▶ **WHAT THE EXERCISE ASKS**: Leaving the images aside, print every record in the material exactly.

▶ **EXTRACTED INFORMATION**:

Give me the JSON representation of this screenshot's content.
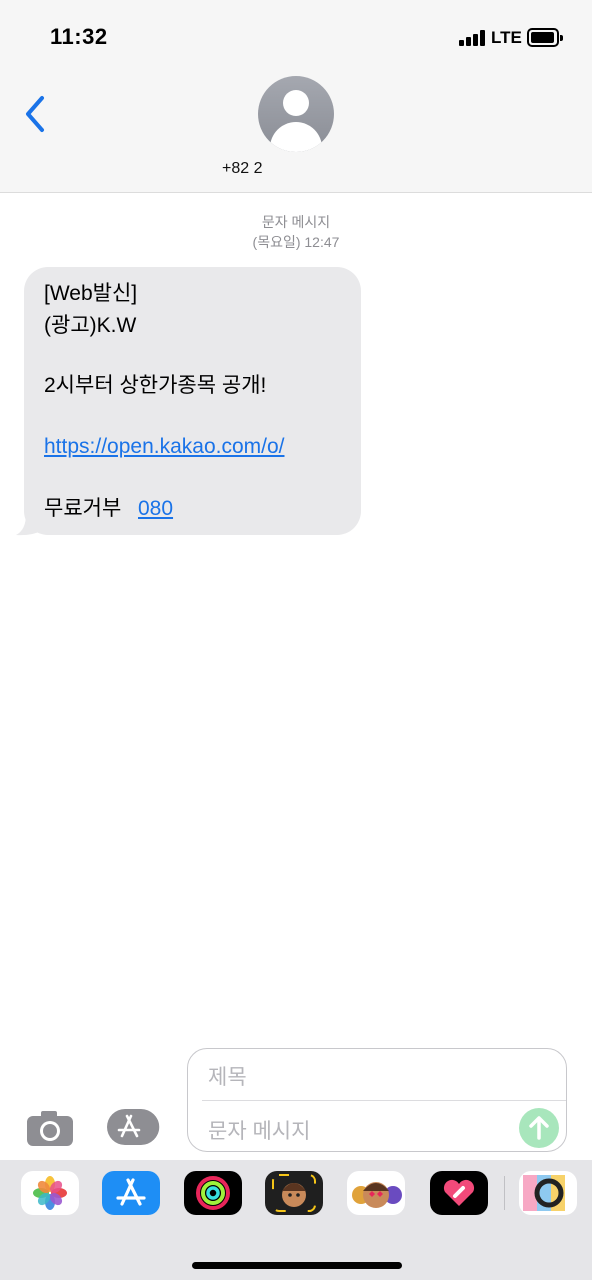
{
  "status_bar": {
    "time": "11:32",
    "network": "LTE"
  },
  "header": {
    "contact": "+82 2"
  },
  "conversation": {
    "meta_type": "문자 메시지",
    "meta_time": "(목요일) 12:47",
    "message": {
      "line1": "[Web발신]",
      "line2": "(광고)K.W",
      "line3": "2시부터 상한가종목 공개!",
      "link": "https://open.kakao.com/o/",
      "optout_label": "무료거부",
      "optout_number": "080"
    }
  },
  "composer": {
    "subject_placeholder": "제목",
    "body_placeholder": "문자 메시지"
  },
  "app_drawer": {
    "apps": [
      "photos-app-icon",
      "app-store-icon",
      "activity-icon",
      "memoji-icon",
      "animoji-stickers-icon",
      "digital-touch-icon",
      "more-apps-icon"
    ]
  },
  "colors": {
    "link": "#1a73e8",
    "bubble": "#e9e9eb",
    "send": "#a8e6bc",
    "back": "#1a73e8"
  }
}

▶ **EXERCISE SOLUTION**:
Give me the JSON representation of this screenshot's content.
{
  "status_bar": {
    "time": "11:32",
    "network": "LTE"
  },
  "header": {
    "contact": "+82 2"
  },
  "conversation": {
    "meta_type": "문자 메시지",
    "meta_time": "(목요일) 12:47",
    "message": {
      "line1": "[Web발신]",
      "line2": "(광고)K.W",
      "line3": "2시부터 상한가종목 공개!",
      "link": "https://open.kakao.com/o/",
      "optout_label": "무료거부",
      "optout_number": "080"
    }
  },
  "composer": {
    "subject_placeholder": "제목",
    "body_placeholder": "문자 메시지"
  },
  "app_drawer": {
    "apps": [
      "photos-app-icon",
      "app-store-icon",
      "activity-icon",
      "memoji-icon",
      "animoji-stickers-icon",
      "digital-touch-icon",
      "more-apps-icon"
    ]
  },
  "colors": {
    "link": "#1a73e8",
    "bubble": "#e9e9eb",
    "send": "#a8e6bc",
    "back": "#1a73e8"
  }
}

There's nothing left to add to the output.